I can't get enough of Lianne La Havas' second album, Blood — it's personable, placid pop-soul, the sort of thing I'd love to hear from Alicia Keys if she ever manages to rediscover her chill and subtlety again. "Green & Gold" is a song about family, about heritage, about searching and finding yourself in the world and people around you. It's like a miniaturized musical origin story, and when I listen to it I feel like I'm meeting someone new — a thoughtful and interesting friend.

Martin Courtney, "Vestiges"

After giving some shine to Courtney's Real Estate bandmate last week, I almost feel obliged to give his debut solo single a moment. It helps that the song is a total joy, languid and suburban and reflective. It might not be a great fit in Build Mode — Ducktails has the Simlish corner on lock, if you recall — but it'll sound lovely on a walk by your old high school while you're visiting your parents.

Small Black, "Boys Life"

Small Black just escaped chillwave's event horizon at the start of the decade, and they've kept on churning out synth-pop and alt-R&B ever since. "Boys Life" is my favorite thing they've ever done, colorful and propulsive. I might not remember this song in six months — hey, just being honest! — but it's going to sound great outside during these last few weeks of summer.

Titus Andronicus, "Fired Up"

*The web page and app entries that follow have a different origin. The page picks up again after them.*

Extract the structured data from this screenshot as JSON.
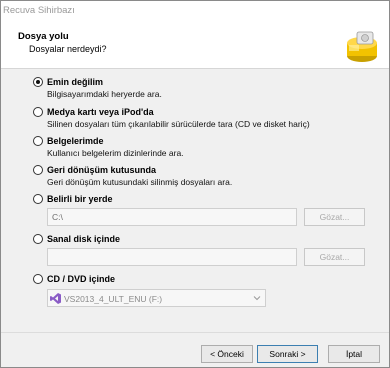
{
  "window": {
    "title": "Recuva Sihirbazı"
  },
  "header": {
    "title": "Dosya yolu",
    "subtitle": "Dosyalar nerdeydi?"
  },
  "options": [
    {
      "label": "Emin değilim",
      "description": "Bilgisayarımdaki heryerde ara.",
      "checked": true
    },
    {
      "label": "Medya kartı veya iPod'da",
      "description": "Silinen dosyaları tüm çıkarılabilir sürücülerde tara (CD ve disket hariç)",
      "checked": false
    },
    {
      "label": "Belgelerimde",
      "description": "Kullanıcı belgelerim dizinlerinde ara.",
      "checked": false
    },
    {
      "label": "Geri dönüşüm kutusunda",
      "description": "Geri dönüşüm kutusundaki silinmiş dosyaları ara.",
      "checked": false
    },
    {
      "label": "Belirli bir yerde",
      "checked": false,
      "field_value": "C:\\",
      "browse_label": "Gözat..."
    },
    {
      "label": "Sanal disk içinde",
      "checked": false,
      "field_value": "",
      "browse_label": "Gözat..."
    },
    {
      "label": "CD / DVD içinde",
      "checked": false,
      "combo_value": "VS2013_4_ULT_ENU (F:)"
    }
  ],
  "buttons": {
    "back": "< Önceki",
    "next": "Sonraki >",
    "cancel": "İptal"
  }
}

And if you want something with a little more permanence — something more than a summer trifle — here's Titus Andronicus, burning down the New Jersey Turnpike and leaving destruction in their wake. There's plenty of music worth highlighting on The Most Lamentable Tragedy, which I reviewed last week, but this is the song I can't shake. There's so much detail, intensity, and passion jammed into this thing: Owen Pallett's string arrangement, Patrick Stickles' roaring vocal take, the layers of chanting and chimes and stuff that fuels the song's climax. I always leave it feeling exhausted and inspired, the same way I do when I finish the album as a whole. It'll prepare you for a weekend of revelry, I promise.

Here's this week's playlist — enjoy!